• [Activity] On how many lines of the records below does the string "coleção" appear? Reply with only the number.

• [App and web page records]
--------------------------------------------------

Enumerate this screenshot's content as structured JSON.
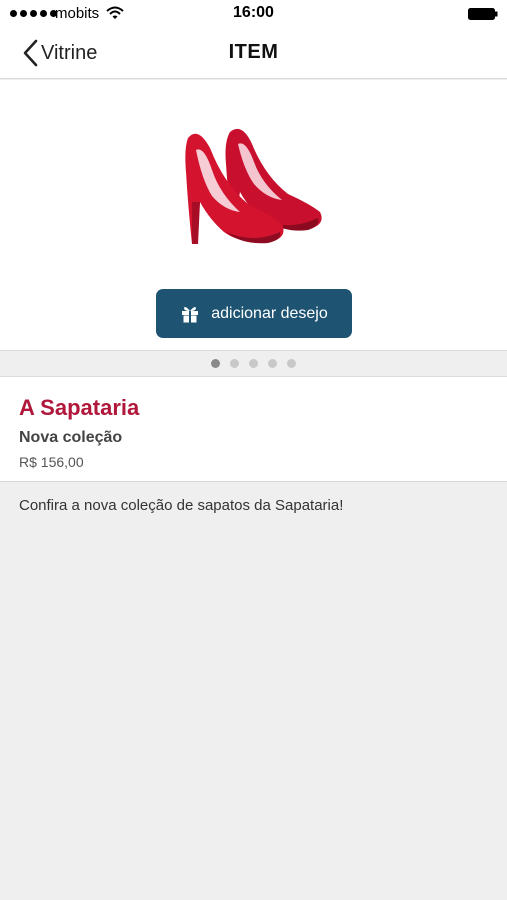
{
  "status_bar": {
    "carrier": "mobits",
    "time": "16:00"
  },
  "nav": {
    "back_label": "Vitrine",
    "title": "ITEM"
  },
  "product": {
    "image_icon": "red-high-heels-image",
    "wish_button_label": "adicionar desejo",
    "wish_button_icon": "gift-icon",
    "gallery_pages": 5,
    "gallery_active_page": 1
  },
  "info": {
    "store_name": "A Sapataria",
    "collection": "Nova coleção",
    "price": "R$ 156,00"
  },
  "description": "Confira a nova coleção de sapatos da Sapataria!",
  "colors": {
    "accent": "#1e5472",
    "store_name": "#b0173a",
    "background": "#efefef"
  }
}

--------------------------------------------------

• [Answer section] 2